Probably not. In 2000, at the height of the boom, this column argued that the US was on a binge, fuelled by cheap credit and the willingness of the rest of the world to finance the American current account deficit.

With a trade deficit of $1 billion a day, it was clear that the US was living beyond its means. Americans were running down their savings and the bull market cheerleaders who were masquerading as impartial economists, failed to see why the reason the return to capital appeared to be rising.

History shows that productivity always rises at the peak on any cycle. Thus the US was experiencing running up against a capacity problem. The more money thrown at an economy operating at full tilt the more overvalued the stockmarket. In short the US needs a recession to clear the decks, get people saving again and reinstate some rationality into a stock market which is still priced at 30 times earnings.

If the US government now inflates the economy with the least $80 billion in spending announced last week and with permanently low interest rates, it will stave off a recession in late 2001, early 2002. The dollar will skyrocket and long-term interest rates will remain above 6 per cent.

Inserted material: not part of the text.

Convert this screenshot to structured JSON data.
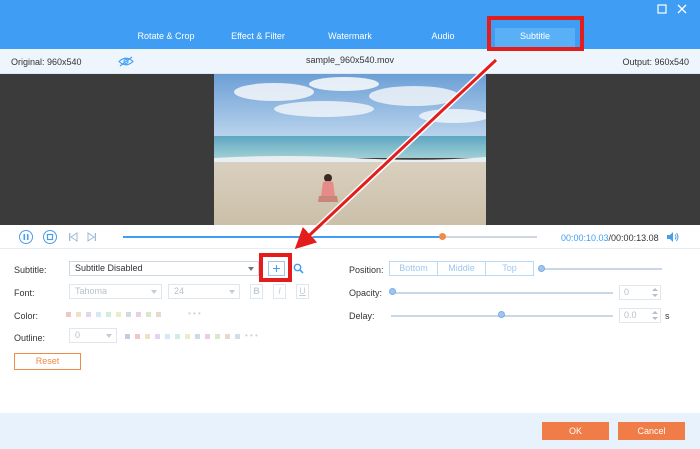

The trade deficit will get worse and America will be more reliant than ever on foreigners to finance the largesse of both its government and its consumers.

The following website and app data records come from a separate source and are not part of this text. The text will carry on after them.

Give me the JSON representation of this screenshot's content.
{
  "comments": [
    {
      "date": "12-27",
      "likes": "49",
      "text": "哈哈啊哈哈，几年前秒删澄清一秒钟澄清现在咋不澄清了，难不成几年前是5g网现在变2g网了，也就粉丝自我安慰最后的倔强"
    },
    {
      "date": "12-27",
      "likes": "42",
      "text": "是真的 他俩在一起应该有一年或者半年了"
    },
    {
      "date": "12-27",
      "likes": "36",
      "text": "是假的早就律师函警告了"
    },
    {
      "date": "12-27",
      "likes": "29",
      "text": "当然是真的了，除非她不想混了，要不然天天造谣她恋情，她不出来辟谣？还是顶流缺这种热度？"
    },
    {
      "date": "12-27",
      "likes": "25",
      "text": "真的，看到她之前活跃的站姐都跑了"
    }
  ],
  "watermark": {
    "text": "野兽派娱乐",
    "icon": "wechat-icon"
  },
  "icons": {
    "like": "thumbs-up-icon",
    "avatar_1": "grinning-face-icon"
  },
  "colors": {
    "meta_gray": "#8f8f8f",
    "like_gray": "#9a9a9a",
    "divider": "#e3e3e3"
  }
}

However, any recovery will be scuppered by the same capacity problems that emerged in 1999. We will see a weak, government-inspired rebound which will also cause the stock market to rally, followed by deeper recession and a slump in the market.

When the dollar ultimately drops it will have further to fall and, with the Fed probably raising rates aggressively by mid 2002, the cost of borrowing for corporate America will rise. It looks likely therefore that the US will try to engineer a brittle recovery now, avoiding a long recession in 2002 only to slump back again in 2003.

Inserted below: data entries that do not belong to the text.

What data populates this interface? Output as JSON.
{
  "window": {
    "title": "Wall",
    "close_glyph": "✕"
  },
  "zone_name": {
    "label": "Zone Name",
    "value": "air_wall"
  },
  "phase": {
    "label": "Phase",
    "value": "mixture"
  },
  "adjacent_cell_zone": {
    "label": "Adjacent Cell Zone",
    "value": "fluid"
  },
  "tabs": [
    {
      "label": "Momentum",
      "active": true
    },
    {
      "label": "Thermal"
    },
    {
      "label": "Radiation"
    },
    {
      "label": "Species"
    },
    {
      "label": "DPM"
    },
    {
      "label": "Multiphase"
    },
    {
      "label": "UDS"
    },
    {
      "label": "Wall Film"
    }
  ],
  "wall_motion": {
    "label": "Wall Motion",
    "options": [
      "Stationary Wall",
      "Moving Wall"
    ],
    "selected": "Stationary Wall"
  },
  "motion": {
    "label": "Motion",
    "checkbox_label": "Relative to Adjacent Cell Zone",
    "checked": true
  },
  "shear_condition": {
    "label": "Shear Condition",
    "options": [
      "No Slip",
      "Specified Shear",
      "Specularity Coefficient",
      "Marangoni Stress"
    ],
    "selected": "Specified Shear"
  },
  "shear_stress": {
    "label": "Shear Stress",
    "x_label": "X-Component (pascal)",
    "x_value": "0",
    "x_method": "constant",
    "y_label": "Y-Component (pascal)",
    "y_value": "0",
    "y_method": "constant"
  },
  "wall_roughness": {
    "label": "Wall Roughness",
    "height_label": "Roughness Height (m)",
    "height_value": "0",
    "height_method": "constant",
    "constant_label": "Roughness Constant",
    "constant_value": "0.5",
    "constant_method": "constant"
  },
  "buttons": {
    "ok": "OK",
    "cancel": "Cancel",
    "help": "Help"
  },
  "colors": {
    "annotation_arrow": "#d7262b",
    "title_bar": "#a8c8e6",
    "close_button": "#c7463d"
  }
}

However, at least US corporations will have been given a little more time to try to recover from the excesses of the late 1990s. And, with the right policies abroad, there might be a chance that the rest of the world is in a better position to take up the slack in 2003.

Back home, can Irish politicians dispense with their new-found ideology and deal with the coming recession in a pragmatic way? Tax revenue has been slipping since the start of the year, confidence has evaporated, house prices are falling and the bubble is bursting.

If we are to avoid a recession, either people need to be encouraged to take on more debt or the government will have to. Punters are already up to their gills in debt, so it would be imprudent for individuals to take on loans.

But for the state it is a different matter. Given the searing experience of government delinquency in the 1980s, many advisers are cautioning against government borrowing next year. But this is because of an attachment to a mantra rather than hard thinking.

In the past when the government borrowed too much, interest rates rose, the exchange rate fell and ultimately inflation rose. Higher inflation wiped out any competitive gains, dragging the growth rate down. Ultimately, unemployment did not fall very much and the debt burden grew, causing the next government to raise taxes to pay the debt, causing the economy to slow further. Thus the initial flush of cash from borrowing was the ultimate “fools gold”.

Now things are totally different. We are in EMU, so nothing we do here will affect our interest or exchange rate. With no interest rate cost, government borrowing comes close to being a free lunch.

Our national debt ratio, even if it meant something in the context of EMU, is very small anyway, giving us huge latitude to borrow without any immediate fear of having to raise taxes. So running budget deficits will be no big deal and that is how we should deal with the impending recession.

America is willing to abandon mantras and ideology in the face of a crisis. We should do likewise and emulate Mr Keynes who when asked what ideology formed his view of the world, responded “The facts, the facts, my dear boy and when the facts change, I change my opinion”.